It is amazing how important our names are to us, and yet most of the time we don't choose them. Sure there are exceptions. CS Lewis was, I believe, 3-years-old when he declared to his entire family that we would no longer answer to his first name: Clive. From that point on, he would answer only "Jacksie" or "Jack." And for the rest of his 64 years on earth, that is what his friends and family called him. It was, to say the least, a precoscious action. But it asserted his independence. He would be the master of his own destiny.
But Jack's case is rare. The rest of us are given a name. And whether we like it or not, we stick with it for the entire crazy trip we call life. I think one of the reasons why we keep it, even if we don't like it, is because of who gave us our name.
The doctor doesn't name us, the state doesn't name us, the Church doesn't name us.
Our parents name us.
In the Bible, naming something is a sign of your power and authority over something. God names Adam. Adam names the beasts. Adam recognizes the Woman, but he does not name her (until after the Fall, which is an effect of Original Sin). And re-naming shows a special paternal relationship, as when God renamed Abram to Abraham, Moses renamed Hoshea to Joshua, or Jesus renames Simon to Peter.
Our parents get to choose our name because they are the ones who have true power and authority over us in our young lives. They are the ones who shape us. They care for our bodies. They build up our minds. They establish the contours of our souls. We are invested in them for everything. Of course they should name us. They made us, not just in conception, but they made much of who we are today.
I think that's why some nicknames stick and some don't. I'm not talking about the mean ones that people throw at you to bully and taunt. I think we accept those names as signs of acceptance and affection, even if those names come from strange places. I often write about my good friend, the Doctor. Whenever I greet him, I always say, "Doctor..." instead of his name. I wish it was for a reason that makes sense, like the fact that he has a PhD in Biblical Studies. Instead it was because we both liked the movie Spies Like Us and quoted the "Doctor" scene all the time. But that was 20 years ago that this started. And we still do it. I think its because any real friendship forged has its own little language that puts us in an inner circle. The nicknames remind us that we made it into the club, and my name means something. I mean, hey, sometimes you want to go where everybody knows your name.
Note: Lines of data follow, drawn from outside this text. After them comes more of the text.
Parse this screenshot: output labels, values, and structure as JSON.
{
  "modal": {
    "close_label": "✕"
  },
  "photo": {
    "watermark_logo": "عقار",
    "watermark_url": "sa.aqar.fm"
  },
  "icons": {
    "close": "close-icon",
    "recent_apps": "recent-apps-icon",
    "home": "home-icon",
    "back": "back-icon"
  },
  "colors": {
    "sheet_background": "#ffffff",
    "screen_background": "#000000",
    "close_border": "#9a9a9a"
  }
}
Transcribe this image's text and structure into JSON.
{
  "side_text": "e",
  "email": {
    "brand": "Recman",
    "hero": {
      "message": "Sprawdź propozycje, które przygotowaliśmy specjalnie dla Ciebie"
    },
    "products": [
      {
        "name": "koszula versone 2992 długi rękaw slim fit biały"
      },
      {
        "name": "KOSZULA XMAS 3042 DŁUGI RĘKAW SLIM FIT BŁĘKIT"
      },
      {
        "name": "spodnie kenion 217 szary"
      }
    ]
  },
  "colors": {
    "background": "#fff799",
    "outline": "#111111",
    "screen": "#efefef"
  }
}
I also think that's where our little endearments in marriage come from. We call each other, "Dear," or "Honey" or "Baby" or "Schmmoopie" or whatever. Everyone else calls us by our own names (or worse) in the outside world. But only that one other person, that person with whom we are most vulnerable, can look at the worst part of us and still call us by a name of affection.
Although I do have to say this: as I mentioned earlier, I used dislike my first name. But I don't anymore. It might be my favorite sound now. And it is that for no other reason than that I love hearing it said by my wife. The first time she ever said "I love you" and called me by name is a moment I will never forget. It was as if someone said my name for the very first time. In it, she encapuslated the whole totality of who I was and yet she still saw something loveable there. No, not just something. She loved it all. Me.
And my wife took my name as her own. I remember going with her to the social security office where she had to make it all legal. It struck me what a huge deal this was: taking on your husband's name. Her wanting it made it feel like it had a value that I never thought it had. The name is even more special to me because it is now her name too.
And then on Monday, my sister gave birth to her first son. And his parents gave him my middle name as his first name. And I discovered that he was named after me.
That was a singular moment, to realize that my name had been given to another, that this child would be indelibly marked with a part of me. In the moment I saw the text message with his name, two things occurred to me:
The first was that there is a kind of immortality that comes with having someone named after you. You leave a mark on this world that will exist after you.
The second was that I now had tangible evidence of my sister and her husband's love. I'm often a goofball and can often be annoying and rather flakey, especially to my family. I never doubted that they loved me, but to choose something so important as their son's name...
And I began to cry.
Our names matter. It is the symbol of who we are and the sum of our experiences. Fantasy writer Neil Gaiman often makes the point that our names have power. Our names our magic. And they are. When we recall our absent friends and family and speak their names, a part of them is conjured. they are present with us. We have their names and we know them.